Kittens have a unique set of needs when it comes to litter and litter box systems. While you might think it best to set up your kitten's litter system immediately, you must take careful consideration when selecting your kitten's first litter.
That’s Not Food!
The main issue with kittens and litter comes from their natural predisposition to explore and taste their environment. As kittens grow and begin to socialize, they – like human babies – go through a phase where they will put almost anything in their mouths as they learn about their world.
Obviously this can be a bit dangerous, but a kitten eating litter has a very specific set of potential risks involved. The main issue is that most cat litter is designed to be as absorbent as possible. This is good for liquid waste but bad for the digestive system. If a cat were to eat enough litter, it could potentially result in a blockage or dehydration.
Older cats are more familiar with litter and litter boxes, and their digestive systems are developed enough that a minor blockage wouldn't be as much of an issue. So, yes, if a cat leaves a box with a few litter particles stuck to their paws and they lick them off when cleaning–this is normal. With kittens however, the risk is greater, so it's best to keep kittens away from adult litter.
Specific Kitten Litter
If your kitten is under six months of age, always buy a litter that’s specifically marked as “Safe for Kittens”.
Luckily, there are several litter varieties that are designed with kittens in mind. They’re usually made of different materials – pine being the most common – and come in larger pellets, rather than small grains. These materials often break down when they get wet, rather than clumping or absorbing. The advantage is that if a kitten ingests these pellets, they will break down and pass naturally without an issue.
The Box Problem
Depending on the age of your kitten, the main concern with a litter box is simply ensuring the walls are low enough for your kitten to enter the box. Young kittens, one month and under, are still learning to jump, balance, and climb.
So, for young kittens, you may want to invest in a smaller, shallow box, but if your kitten is over one month old, a regular-sized litter box should be acceptable. If you're in doubt, monitor your kitten and make sure it can enter and exit the box with ease.
If you’re planning on eventually using an automatic litter box solution like LitterMaid® litter boxes, it is wise to buy the system to get your kitten accustomed to it. Simply purchase the system, but leave the automatic cycle off. Fill the box with kitten-safe litter and when your kitten celebrates its six-month birthday, you can refill the litter system with regular litter and turn it on. For more information on getting a cat accustomed to a new litter or litter box, see our article "Acclimating Your Cat".

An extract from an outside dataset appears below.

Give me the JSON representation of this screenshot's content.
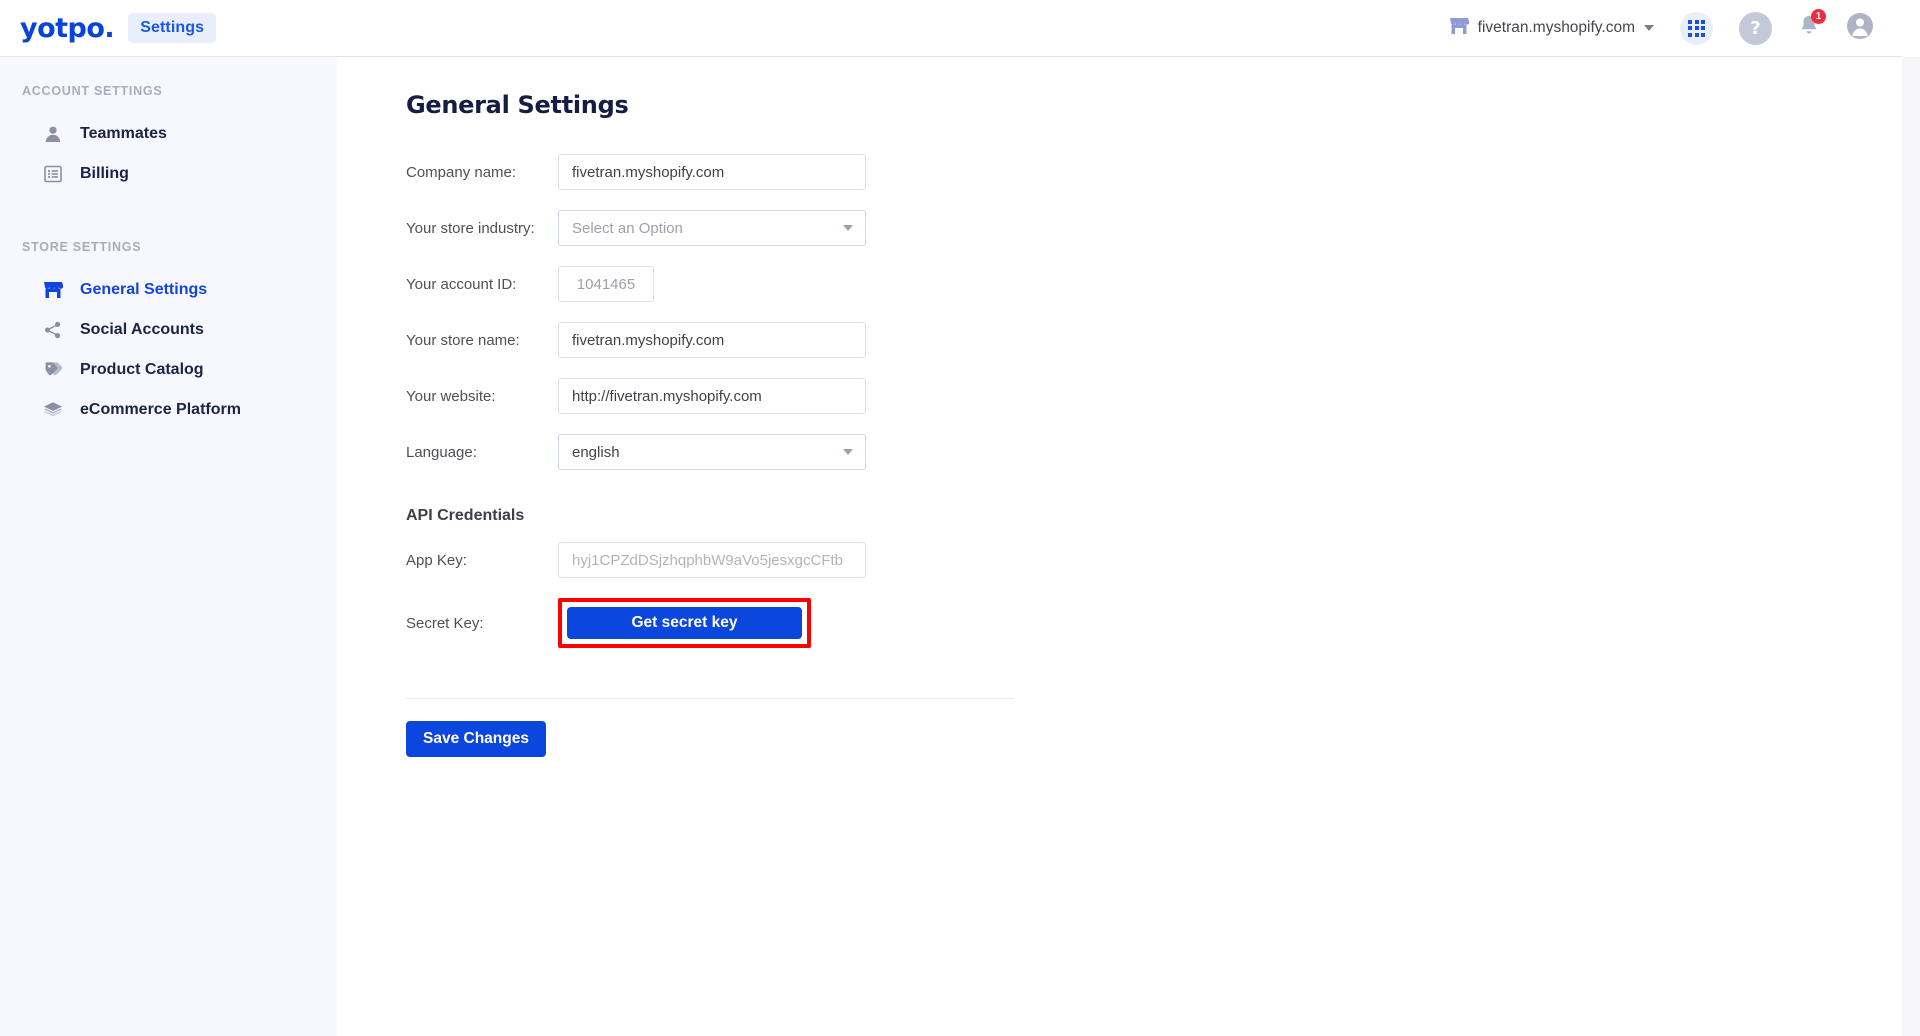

Kittens, Litter, & a Multi-Cat Household
The solution above works well, assuming the only cats in your house are kittens. However, if you already have grown cats in your home, you don’t want to disrupt their litter environment simply to accommodate the new member of the family. In this case, you should eventually want the kitten to use the same box as the rest of your cats, but for the first six months of the kitten’s life, it will need its own special area.
We recommend getting a small box for the kitten and filling it with kitten litter. Keep this box in a separate area of your house for the first six months, so the kitten won’t use the wrong box. Then, when the kitten reaches six months of age, move the kitten’s box over next to your regular litter area and monitor your kitten to make sure it finds the box. Change the litter type according to the instructions in "Acclimating Your Cat" and remove the temporary box once the kitten has adjusted.
Also, take special consideration to try and keep the kitten away from the adult litter area. Monitor the kitten when you’re at home and make sure to keep the kitten separated from the litter area anytime you leave. Since the kitten can get itself into trouble with the older cats anyway, it’s a good idea to separate them in another room with a high gate, door, or other tall partition.
Keep Track of Tracking
If you’re using a clumping litter system, your cats can easily get grains of litter stuck on their paws as they exit the litter box (also known as litter tracking). This litter will spread around your house as they walk or clean themselves. In addition, some cats have quite of bit of enthusiasm for covering waste and can throw litter over the sides of the box. Unfortunately, grains of litter end up on your floors – particularly around the litter box area.
With a kitten in the house, you need to be vigilant when making sure your adult litter area is kept clean. Make sure any scattered litter gets swept up, particularly if it gets scattered in places where the kitten is eating or playing. To help, you may want to get a litter box carpet or a litter box tent. The carpet is designed to remove stuck-on grains as the cat exits the litter box and the tent prevents “flinging”.